### WHAT THE TASK REQUIRES
In the material below, the lines containing the word "this" are required; copy each of them.

┌─ DATA FOR THE TASK

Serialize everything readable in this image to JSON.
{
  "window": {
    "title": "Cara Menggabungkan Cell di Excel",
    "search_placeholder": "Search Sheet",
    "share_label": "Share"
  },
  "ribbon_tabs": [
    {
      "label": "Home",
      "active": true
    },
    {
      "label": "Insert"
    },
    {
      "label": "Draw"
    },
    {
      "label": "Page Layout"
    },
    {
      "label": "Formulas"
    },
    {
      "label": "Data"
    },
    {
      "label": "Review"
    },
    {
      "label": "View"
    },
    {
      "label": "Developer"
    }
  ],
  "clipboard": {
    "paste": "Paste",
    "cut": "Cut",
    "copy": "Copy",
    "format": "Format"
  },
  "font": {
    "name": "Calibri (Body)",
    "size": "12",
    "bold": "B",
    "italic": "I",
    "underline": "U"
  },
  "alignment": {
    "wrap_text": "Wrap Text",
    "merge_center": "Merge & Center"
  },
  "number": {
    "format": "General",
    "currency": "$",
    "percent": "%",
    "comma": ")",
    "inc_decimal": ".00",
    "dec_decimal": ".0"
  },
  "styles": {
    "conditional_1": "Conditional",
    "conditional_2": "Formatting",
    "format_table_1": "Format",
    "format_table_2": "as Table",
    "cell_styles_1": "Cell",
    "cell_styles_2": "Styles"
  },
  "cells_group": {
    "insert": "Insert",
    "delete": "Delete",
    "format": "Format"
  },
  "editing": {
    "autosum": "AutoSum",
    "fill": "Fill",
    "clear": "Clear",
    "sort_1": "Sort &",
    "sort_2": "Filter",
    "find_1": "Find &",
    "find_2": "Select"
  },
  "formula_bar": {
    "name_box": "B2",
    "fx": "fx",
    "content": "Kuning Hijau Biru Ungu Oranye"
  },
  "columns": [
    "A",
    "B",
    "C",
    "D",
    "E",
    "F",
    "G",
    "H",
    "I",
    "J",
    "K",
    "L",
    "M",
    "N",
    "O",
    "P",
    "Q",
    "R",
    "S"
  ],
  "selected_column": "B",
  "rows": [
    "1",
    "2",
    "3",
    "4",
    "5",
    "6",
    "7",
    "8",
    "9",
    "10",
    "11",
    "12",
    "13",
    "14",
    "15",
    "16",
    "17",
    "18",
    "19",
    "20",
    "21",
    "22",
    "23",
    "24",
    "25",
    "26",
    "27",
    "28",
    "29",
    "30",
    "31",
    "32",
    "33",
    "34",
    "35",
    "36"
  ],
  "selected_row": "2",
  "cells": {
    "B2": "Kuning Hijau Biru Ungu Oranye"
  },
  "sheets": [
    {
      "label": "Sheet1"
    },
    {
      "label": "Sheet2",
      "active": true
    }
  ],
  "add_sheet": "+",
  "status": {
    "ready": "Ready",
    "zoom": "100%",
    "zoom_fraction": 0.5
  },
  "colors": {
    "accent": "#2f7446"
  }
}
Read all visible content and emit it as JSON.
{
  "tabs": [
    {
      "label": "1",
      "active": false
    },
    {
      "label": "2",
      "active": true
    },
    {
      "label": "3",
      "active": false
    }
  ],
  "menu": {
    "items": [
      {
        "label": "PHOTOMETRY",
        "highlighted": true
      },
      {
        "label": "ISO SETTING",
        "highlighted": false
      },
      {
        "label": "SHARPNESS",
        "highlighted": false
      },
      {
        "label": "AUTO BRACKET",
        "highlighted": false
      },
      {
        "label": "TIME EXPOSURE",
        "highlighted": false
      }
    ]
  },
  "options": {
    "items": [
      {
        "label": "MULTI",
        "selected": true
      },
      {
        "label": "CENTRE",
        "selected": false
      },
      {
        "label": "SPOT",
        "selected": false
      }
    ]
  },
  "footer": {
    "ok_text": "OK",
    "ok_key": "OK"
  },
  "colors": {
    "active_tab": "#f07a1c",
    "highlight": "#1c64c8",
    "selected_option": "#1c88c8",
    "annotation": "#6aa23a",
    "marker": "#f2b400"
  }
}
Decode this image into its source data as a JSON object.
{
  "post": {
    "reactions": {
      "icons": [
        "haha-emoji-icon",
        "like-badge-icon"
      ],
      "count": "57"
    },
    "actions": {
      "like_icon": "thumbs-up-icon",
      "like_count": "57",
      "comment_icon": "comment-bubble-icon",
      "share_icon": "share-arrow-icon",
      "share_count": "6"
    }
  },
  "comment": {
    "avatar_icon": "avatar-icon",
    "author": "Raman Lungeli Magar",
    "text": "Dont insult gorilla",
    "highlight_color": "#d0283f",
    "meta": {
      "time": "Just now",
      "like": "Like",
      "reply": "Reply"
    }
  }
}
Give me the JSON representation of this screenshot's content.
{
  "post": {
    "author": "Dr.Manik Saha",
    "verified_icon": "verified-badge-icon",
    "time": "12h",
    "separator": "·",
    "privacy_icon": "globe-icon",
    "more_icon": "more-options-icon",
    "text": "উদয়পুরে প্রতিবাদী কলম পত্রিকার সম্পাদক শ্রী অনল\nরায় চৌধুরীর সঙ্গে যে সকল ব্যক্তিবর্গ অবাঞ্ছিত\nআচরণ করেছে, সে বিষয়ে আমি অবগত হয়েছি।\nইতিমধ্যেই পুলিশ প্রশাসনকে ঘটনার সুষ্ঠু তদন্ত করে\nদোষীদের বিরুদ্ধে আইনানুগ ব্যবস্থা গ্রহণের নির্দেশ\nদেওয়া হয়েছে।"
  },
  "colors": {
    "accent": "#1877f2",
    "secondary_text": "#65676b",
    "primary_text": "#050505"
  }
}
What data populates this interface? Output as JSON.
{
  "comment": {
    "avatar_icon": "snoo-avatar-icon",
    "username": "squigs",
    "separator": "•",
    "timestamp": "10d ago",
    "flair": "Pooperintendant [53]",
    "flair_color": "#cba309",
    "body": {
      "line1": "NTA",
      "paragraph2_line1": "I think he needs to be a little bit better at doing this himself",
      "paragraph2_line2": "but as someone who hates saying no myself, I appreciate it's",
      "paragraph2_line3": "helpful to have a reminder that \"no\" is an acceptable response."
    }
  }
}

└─

### TASK RESULT
Serialize everything readable in this image to JSON.
Decode this image into its source data as a JSON object.
Give me the JSON representation of this screenshot's content.
What data populates this interface? Output as JSON.
      "paragraph2_line1": "I think he needs to be a little bit better at doing this himself",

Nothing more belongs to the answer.